From the landing site we walk about a mile to a higher point from where we can look out over the penguin rookery. Our path there is an obstacle course in avoiding getting too close to penguins, not mistaking elephant seals for rocks, and dodging the territorial Antarctic fur seals. Seriously, the elephant seals are so massive that it is often easy to mistake them for a very large boulder, until you get the close and the boulder starts roaring at you, which is usually followed by the person making a quick scramble out of the danger zone, only to land in another one.
When we get to the vantage point above the rookery, we see thousands of penguins, gorgeously glossy adults and brown fluffy chicks who still have to lose their coat. There are also moulting penguins, who look like dishevelled old men with bits of fluff sticking to them in irregular fashion. The image of Roman emperors hard on their luck is hard to shake.

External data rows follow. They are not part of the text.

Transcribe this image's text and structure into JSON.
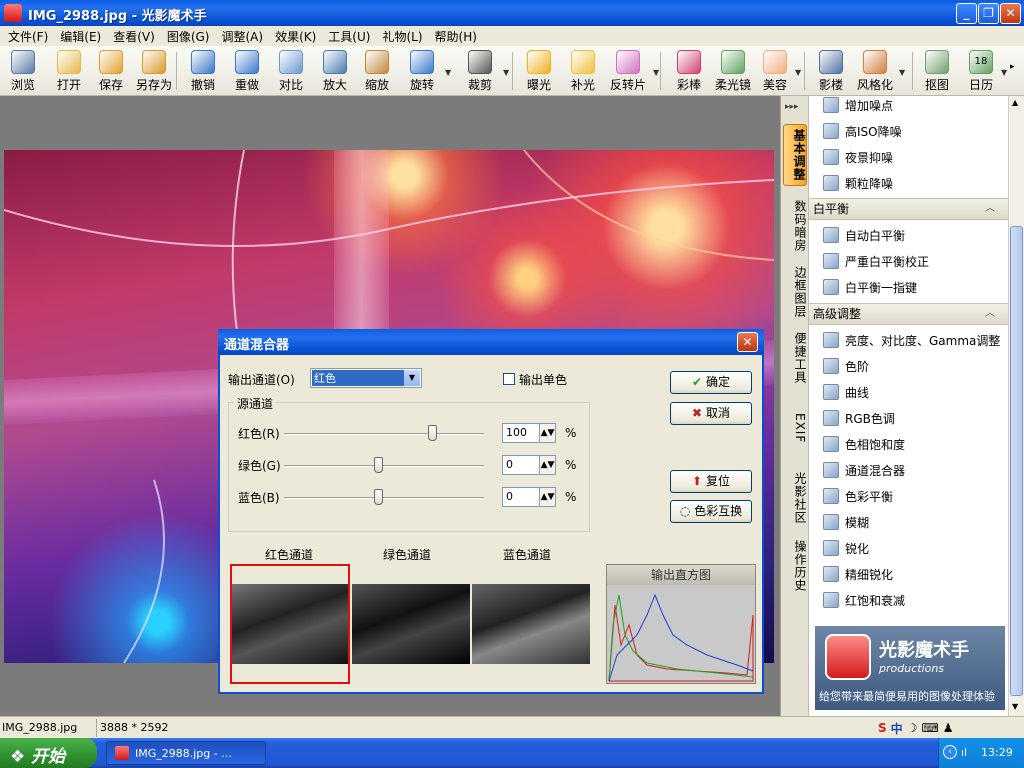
{
  "window": {
    "title": "IMG_2988.jpg - 光影魔术手",
    "min": "_",
    "max": "❐",
    "close": "✕"
  },
  "menu": [
    "文件(F)",
    "编辑(E)",
    "查看(V)",
    "图像(G)",
    "调整(A)",
    "效果(K)",
    "工具(U)",
    "礼物(L)",
    "帮助(H)"
  ],
  "toolbar": [
    {
      "label": "浏览",
      "icon": "eye-icon",
      "color": "#5a7aa8"
    },
    {
      "label": "打开",
      "icon": "folder-icon",
      "color": "#e8b84a"
    },
    {
      "label": "保存",
      "icon": "save-icon",
      "color": "#e0a030"
    },
    {
      "label": "另存为",
      "icon": "save-as-icon",
      "color": "#d89a28"
    },
    {
      "label": "撤销",
      "icon": "undo-icon",
      "color": "#3a78c8"
    },
    {
      "label": "重做",
      "icon": "redo-icon",
      "color": "#3a78c8"
    },
    {
      "label": "对比",
      "icon": "compare-icon",
      "color": "#6a9ad0"
    },
    {
      "label": "放大",
      "icon": "zoom-in-icon",
      "color": "#4a7ab0"
    },
    {
      "label": "缩放",
      "icon": "resize-icon",
      "color": "#c08a3a"
    },
    {
      "label": "旋转",
      "icon": "rotate-icon",
      "color": "#3a78c8"
    },
    {
      "label": "裁剪",
      "icon": "crop-icon",
      "color": "#555555"
    },
    {
      "label": "曝光",
      "icon": "sun-icon",
      "color": "#f0b020"
    },
    {
      "label": "补光",
      "icon": "bulb-icon",
      "color": "#f0c040"
    },
    {
      "label": "反转片",
      "icon": "film-icon",
      "color": "#d070c0"
    },
    {
      "label": "彩棒",
      "icon": "magic-wand-icon",
      "color": "#d04070"
    },
    {
      "label": "柔光镜",
      "icon": "soft-lens-icon",
      "color": "#60a060"
    },
    {
      "label": "美容",
      "icon": "face-icon",
      "color": "#f0b080"
    },
    {
      "label": "影楼",
      "icon": "studio-icon",
      "color": "#5070a0"
    },
    {
      "label": "风格化",
      "icon": "style-icon",
      "color": "#d08040"
    },
    {
      "label": "抠图",
      "icon": "cutout-icon",
      "color": "#70a070"
    },
    {
      "label": "日历",
      "icon": "calendar-icon",
      "color": "#60a060",
      "text": "18"
    }
  ],
  "vtabs": [
    "基本调整",
    "数码暗房",
    "边框图层",
    "便捷工具",
    "EXIF",
    "光影社区",
    "操作历史"
  ],
  "panel": {
    "noise_items": [
      "增加噪点",
      "高ISO降噪",
      "夜景抑噪",
      "颗粒降噪"
    ],
    "wb_head": "白平衡",
    "wb_items": [
      "自动白平衡",
      "严重白平衡校正",
      "白平衡一指键"
    ],
    "adv_head": "高级调整",
    "adv_items": [
      "亮度、对比度、Gamma调整",
      "色阶",
      "曲线",
      "RGB色调",
      "色相饱和度",
      "通道混合器",
      "色彩平衡",
      "模糊",
      "锐化",
      "精细锐化",
      "红饱和衰减"
    ],
    "brand_title": "光影魔术手",
    "brand_sub": "productions",
    "brand_slogan": "给您带来最简便易用的图像处理体验",
    "collapse": "︿"
  },
  "dialog": {
    "title": "通道混合器",
    "output_channel_label": "输出通道(O)",
    "output_channel_value": "红色",
    "mono_label": "输出单色",
    "ok": "确定",
    "cancel": "取消",
    "reset": "复位",
    "swap": "色彩互换",
    "source_group": "源通道",
    "channels": [
      {
        "label": "红色(R)",
        "value": "100",
        "level": 1.0,
        "percent": "%"
      },
      {
        "label": "绿色(G)",
        "value": "0",
        "level": 0.5,
        "percent": "%"
      },
      {
        "label": "蓝色(B)",
        "value": "0",
        "level": 0.5,
        "percent": "%"
      }
    ],
    "previews": [
      "红色通道",
      "绿色通道",
      "蓝色通道"
    ],
    "histogram_title": "输出直方图"
  },
  "status": {
    "file": "IMG_2988.jpg",
    "size": "3888 * 2592"
  },
  "taskbar": {
    "start": "开始",
    "task": "IMG_2988.jpg - ...",
    "time": "13:29",
    "ime": "中"
  }
}
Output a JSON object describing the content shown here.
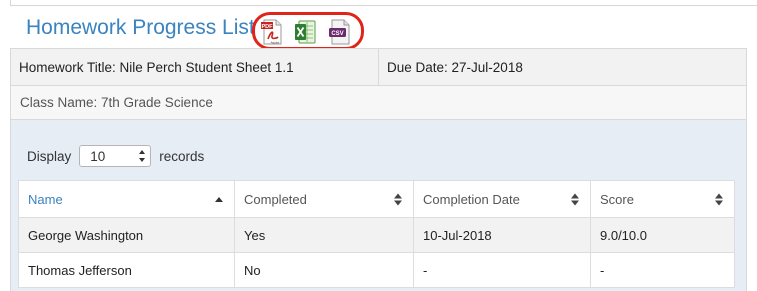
{
  "page_title": "Homework Progress List",
  "export": {
    "pdf_label": "PDF",
    "pdf_sub": "Adobe",
    "csv_label": "CSV"
  },
  "homework": {
    "title_text": "Homework Title: Nile Perch Student Sheet 1.1",
    "due_text": "Due Date: 27-Jul-2018",
    "class_text": "Class Name: 7th Grade Science"
  },
  "length_control": {
    "prefix": "Display",
    "value": "10",
    "suffix": "records"
  },
  "table": {
    "columns": [
      "Name",
      "Completed",
      "Completion Date",
      "Score"
    ],
    "rows": [
      [
        "George Washington",
        "Yes",
        "10-Jul-2018",
        "9.0/10.0"
      ],
      [
        "Thomas Jefferson",
        "No",
        "-",
        "-"
      ]
    ]
  },
  "colors": {
    "accent": "#3a83c1",
    "highlight_ring": "#e0241a",
    "panel_bg": "#e6edf5"
  }
}
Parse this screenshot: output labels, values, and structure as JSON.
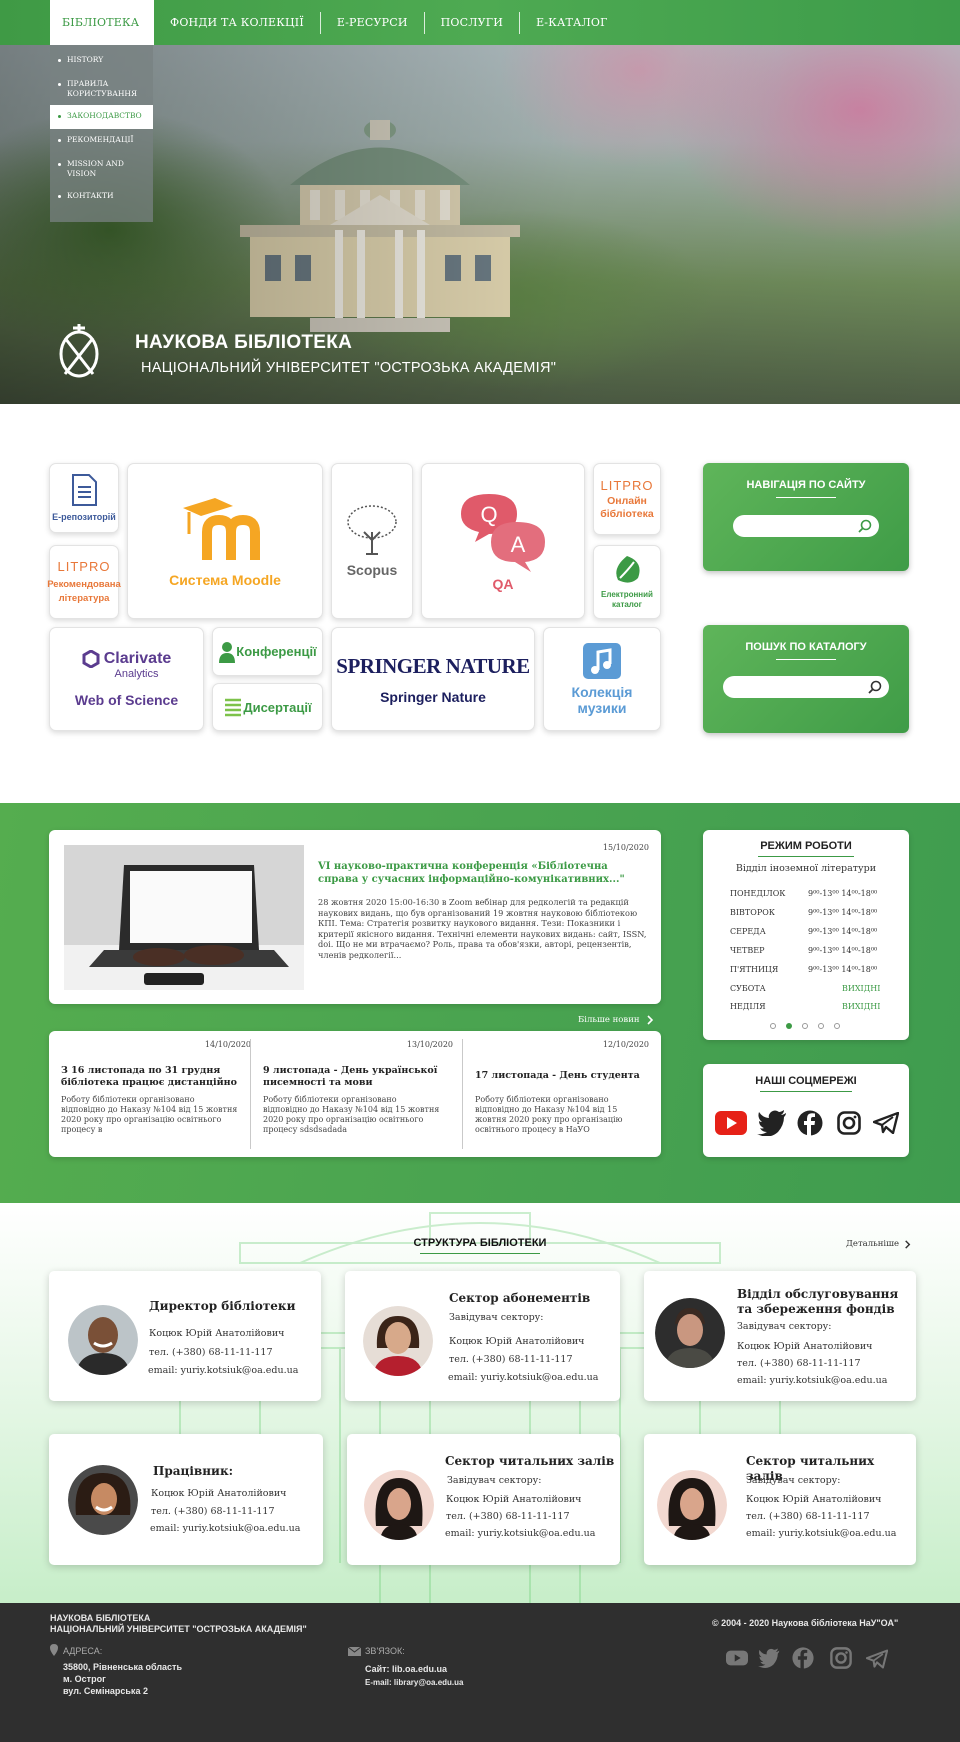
{
  "nav": {
    "items": [
      "БІБЛІОТЕКА",
      "ФОНДИ ТА КОЛЕКЦІЇ",
      "Е-РЕСУРСИ",
      "ПОСЛУГИ",
      "Е-КАТАЛОГ"
    ],
    "dropdown": [
      "HISTORY",
      "ПРАВИЛА КОРИСТУВАННЯ",
      "ЗАКОНОДАВСТВО",
      "РЕКОМЕНДАЦІЇ",
      "MISSION AND VISION",
      "КОНТАКТИ"
    ],
    "dropdown_selected": "ЗАКОНОДАВСТВО"
  },
  "brand": {
    "title": "НАУКОВА БІБЛІОТЕКА",
    "subtitle": "НАЦІОНАЛЬНИЙ УНІВЕРСИТЕТ \"ОСТРОЗЬКА АКАДЕМІЯ\""
  },
  "tiles": {
    "repo": "Е-репозиторій",
    "moodle": "Система Moodle",
    "scopus": "Scopus",
    "qa": "QA",
    "litpro_logo": "LITPRO",
    "litpro_online": "Онлайн бібліотека",
    "litpro_rec": "Рекомендована література",
    "ecat": "Електронний каталог",
    "clarivate": "Clarivate",
    "analytics": "Analytics",
    "wos": "Web of Science",
    "conf": "Конференції",
    "diss": "Дисертації",
    "springer_logo": "SPRINGER NATURE",
    "springer": "Springer Nature",
    "music": "Колекція музики"
  },
  "side": {
    "nav_title": "НАВІГАЦІЯ ПО САЙТУ",
    "catalog_title": "ПОШУК ПО КАТАЛОГУ",
    "nav_search_placeholder": "",
    "catalog_search_placeholder": ""
  },
  "news": {
    "featured": {
      "date": "15/10/2020",
      "title": "VI науково-практична конференція «Бібліотечна справа у сучасних інформаційно-комунікативних...\"",
      "body": "28 жовтня 2020 15:00-16:30 в Zoom вебінар для редколегій та редакцій наукових видань, що був організований 19 жовтня науковою бібліотекою КПІ. Тема: Стратегія розвитку наукового видання. Тези: Показники і критерії якісного видання. Технічні елементи наукових видань: сайт, ISSN, doi. Що не ми втрачаємо? Роль, права та обов'язки, авторі, рецензентів, членів редколегії..."
    },
    "more": "Більше новин",
    "items": [
      {
        "date": "14/10/2020",
        "title": "З 16 листопада по 31 грудня бібліотека працює дистанційно",
        "body": "Роботу бібліотеки організовано відповідно до Наказу №104 від 15 жовтня 2020 року про організацію освітнього процесу в"
      },
      {
        "date": "13/10/2020",
        "title": "9 листопада - День української писемності та мови",
        "body": "Роботу бібліотеки організовано відповідно до Наказу №104 від 15 жовтня 2020 року про організацію освітнього процесу sdsdsadada"
      },
      {
        "date": "12/10/2020",
        "title": "17 листопада - День студента",
        "body": "Роботу бібліотеки організовано відповідно до Наказу №104 від 15 жовтня 2020 року про організацію освітнього процесу в НаУО"
      }
    ]
  },
  "schedule": {
    "title": "РЕЖИМ РОБОТИ",
    "dept": "Відділ іноземної літератури",
    "rows": [
      {
        "day": "ПОНЕДІЛОК",
        "hours": "9⁰⁰-13⁰⁰  14⁰⁰-18⁰⁰"
      },
      {
        "day": "ВІВТОРОК",
        "hours": "9⁰⁰-13⁰⁰  14⁰⁰-18⁰⁰"
      },
      {
        "day": "СЕРЕДА",
        "hours": "9⁰⁰-13⁰⁰  14⁰⁰-18⁰⁰"
      },
      {
        "day": "ЧЕТВЕР",
        "hours": "9⁰⁰-13⁰⁰  14⁰⁰-18⁰⁰"
      },
      {
        "day": "П'ЯТНИЦЯ",
        "hours": "9⁰⁰-13⁰⁰  14⁰⁰-18⁰⁰"
      },
      {
        "day": "СУБОТА",
        "hours": "ВИХІДНІ"
      },
      {
        "day": "НЕДІЛЯ",
        "hours": "ВИХІДНІ"
      }
    ]
  },
  "social": {
    "title": "НАШІ СОЦМЕРЕЖІ"
  },
  "structure": {
    "title": "СТРУКТУРА БІБЛІОТЕКИ",
    "details": "Детальніше",
    "cards": [
      {
        "title": "Директор бібліотеки",
        "role": "",
        "name": "Коцюк Юрій Анатолійович",
        "phone": "тел. (+380) 68-11-11-117",
        "email": "email: yuriy.kotsiuk@oa.edu.ua"
      },
      {
        "title": "Сектор абонементів",
        "role": "Завідувач сектору:",
        "name": "Коцюк Юрій Анатолійович",
        "phone": "тел. (+380) 68-11-11-117",
        "email": "email: yuriy.kotsiuk@oa.edu.ua"
      },
      {
        "title": "Відділ обслуговування та збереження фондів",
        "role": "Завідувач сектору:",
        "name": "Коцюк Юрій Анатолійович",
        "phone": "тел. (+380) 68-11-11-117",
        "email": "email: yuriy.kotsiuk@oa.edu.ua"
      },
      {
        "title": "Працівник:",
        "role": "",
        "name": "Коцюк Юрій Анатолійович",
        "phone": "тел. (+380) 68-11-11-117",
        "email": "email: yuriy.kotsiuk@oa.edu.ua"
      },
      {
        "title": "Сектор читальних залів",
        "role": "Завідувач сектору:",
        "name": "Коцюк Юрій Анатолійович",
        "phone": "тел. (+380) 68-11-11-117",
        "email": "email: yuriy.kotsiuk@oa.edu.ua"
      },
      {
        "title": "Сектор читальних залів",
        "role": "Завідувач сектору:",
        "name": "Коцюк Юрій Анатолійович",
        "phone": "тел. (+380) 68-11-11-117",
        "email": "email: yuriy.kotsiuk@oa.edu.ua"
      }
    ]
  },
  "footer": {
    "org1": "НАУКОВА БІБЛІОТЕКА",
    "org2": "НАЦІОНАЛЬНИЙ УНІВЕРСИТЕТ \"ОСТРОЗЬКА АКАДЕМІЯ\"",
    "address_label": "АДРЕСА:",
    "address1": "35800, Рівненська область",
    "address2": "м. Острог",
    "address3": "вул. Семінарська 2",
    "contact_label": "ЗВ'ЯЗОК:",
    "site": "Сайт: lib.oa.edu.ua",
    "email": "E-mail: library@oa.edu.ua",
    "copyright": "© 2004 - 2020 Наукова бібліотека НаУ\"ОА\""
  },
  "colors": {
    "accent": "#3c9a45",
    "footer": "#2f2f2f",
    "moodle": "#f5a623",
    "qa": "#e05a6a",
    "litpro": "#e8783a",
    "clarivate": "#5b3c8f",
    "springer": "#1c1f5e"
  }
}
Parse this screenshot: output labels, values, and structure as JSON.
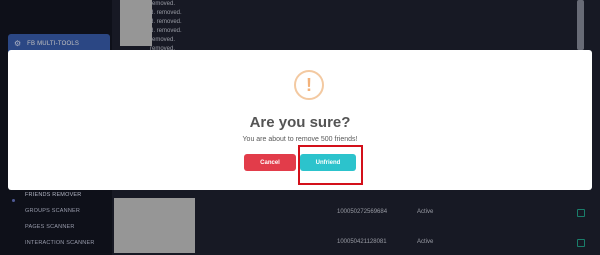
{
  "sidebar": {
    "main_button": {
      "icon": "tools-icon",
      "label": "FB MULTI-TOOLS"
    },
    "items": [
      {
        "label": "FRIENDS REMOVER",
        "active": true
      },
      {
        "label": "GROUPS SCANNER"
      },
      {
        "label": "PAGES SCANNER"
      },
      {
        "label": "INTERACTION SCANNER"
      }
    ]
  },
  "log": {
    "lines": [
      "removed.",
      "d. removed.",
      "d. removed.",
      "d. removed.",
      "removed.",
      "removed."
    ]
  },
  "table": {
    "rows": [
      {
        "id": "100050272569684",
        "status": "Active"
      },
      {
        "id": "100050421128081",
        "status": "Active"
      }
    ]
  },
  "modal": {
    "icon": "warning-icon",
    "icon_glyph": "!",
    "title": "Are you sure?",
    "message": "You are about to remove 500 friends!",
    "cancel_label": "Cancel",
    "confirm_label": "Unfriend"
  },
  "colors": {
    "cancel": "#e23c4a",
    "confirm": "#2cc3cc",
    "highlight": "#d3101a",
    "warning": "#f3b27a"
  }
}
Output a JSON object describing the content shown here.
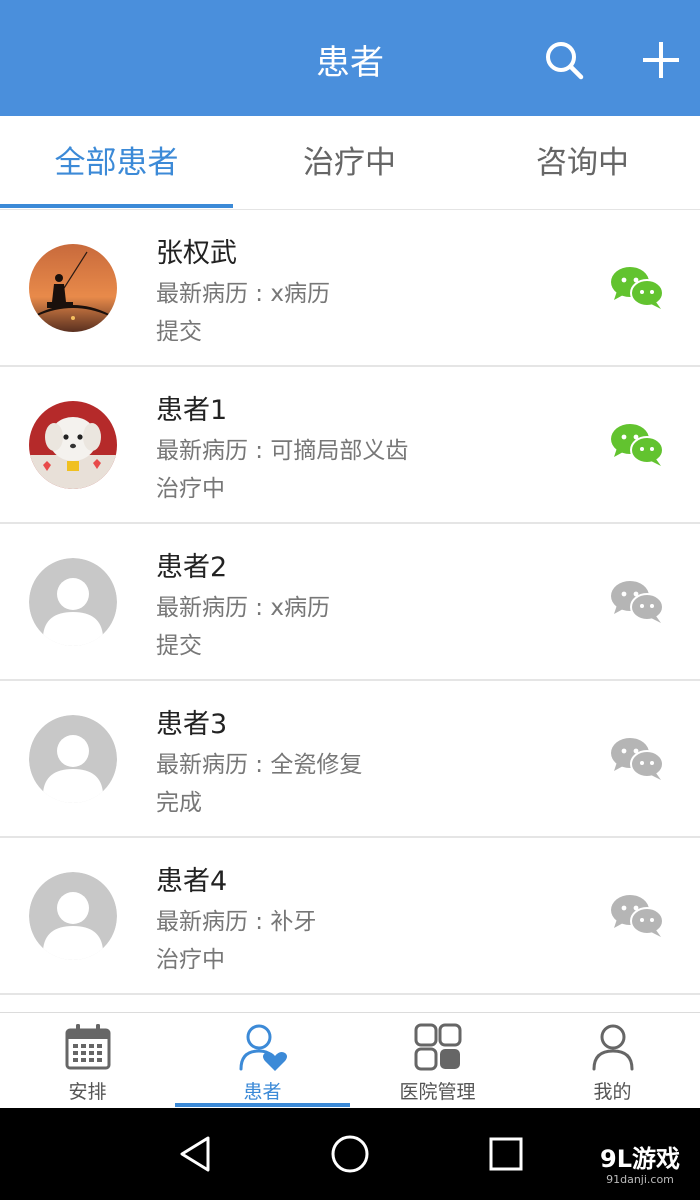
{
  "header": {
    "title": "患者",
    "search_icon": "search-icon",
    "add_icon": "plus-icon",
    "bg_color": "#4a8fdc"
  },
  "tabs": [
    {
      "label": "全部患者",
      "active": true
    },
    {
      "label": "治疗中",
      "active": false
    },
    {
      "label": "咨询中",
      "active": false
    }
  ],
  "patients": [
    {
      "name": "张权武",
      "record": "最新病历 : x病历",
      "status": "提交",
      "avatar": "fishing-silhouette-photo",
      "wechat_active": true
    },
    {
      "name": "患者1",
      "record": "最新病历 : 可摘局部义齿",
      "status": "治疗中",
      "avatar": "white-puppy-photo",
      "wechat_active": true
    },
    {
      "name": "患者2",
      "record": "最新病历 : x病历",
      "status": "提交",
      "avatar": "default-person",
      "wechat_active": false
    },
    {
      "name": "患者3",
      "record": "最新病历 : 全瓷修复",
      "status": "完成",
      "avatar": "default-person",
      "wechat_active": false
    },
    {
      "name": "患者4",
      "record": "最新病历 : 补牙",
      "status": "治疗中",
      "avatar": "default-person",
      "wechat_active": false
    }
  ],
  "bottom_nav": [
    {
      "label": "安排",
      "icon": "calendar-icon",
      "active": false
    },
    {
      "label": "患者",
      "icon": "patient-heart-icon",
      "active": true
    },
    {
      "label": "医院管理",
      "icon": "grid-icon",
      "active": false
    },
    {
      "label": "我的",
      "icon": "person-icon",
      "active": false
    }
  ],
  "system_nav": {
    "back_icon": "back-triangle-icon",
    "home_icon": "home-circle-icon",
    "recent_icon": "recent-square-icon"
  },
  "watermark": {
    "main": "9L游戏",
    "sub": "91danji.com"
  },
  "colors": {
    "accent": "#3c8ad7",
    "wechat_active": "#62c32f",
    "wechat_inactive": "#b5b5b5",
    "default_avatar": "#c8c8c8"
  }
}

After a while we notice a commotion amongst the penguins a bit further out and through my zoom lens I can see an obviously sick penguin chick that is being attacked by a giant petrel, who is pecking at it. The chick’s mother tries to defend its offspring, but the petrel is soon joined by a second petrel and together they lurch at the chick, which has now fallen over, starting to tear at it. Occasionally the chick still raises itself, but soon it is done for and the petrels rip into it, staining their beaks with its blood. It is not a pretty sight, but it is nature taking its course. I am somewhat surprised at how cool and detached I am watching the drama unfold through the lens. The photo below shows the mother defending the chick one final time. Note how none of the other penguins, adult or chick, are looking at the ghastly scene. It’s as if they’re pretending it’s not happening. Even the mother eventually turns her eyes away when the two petrels really get going with their killing.
After a while on the outcrop, we slowly wander back to the zodiac landing site, taking in the wonderful scenery and wildlife which surrounds us. Penguins stand in streams to cool their feet; they walk in groups; elephant seals bellow and fart and the wearers sneeze, with most of them affected by a mite in their noses, resulting in white mucus staining their faces.
I simply can’t get enough of it. There are fur seals with tiny little pups, just a few days old, nursed by their mothers. Male fur seals stand guard and the enormous and indescribable elephant seals, stretched out, and seemingly asleep, always keep an eye on where you are moving. Despite their size, they are fast movers if they want to.
Eventually it is time to return to the ship, with more inclement weather starting to set in. It has been a wonderful morning and a magical introduction to South Georgia. It’s hard to believe I am finally here.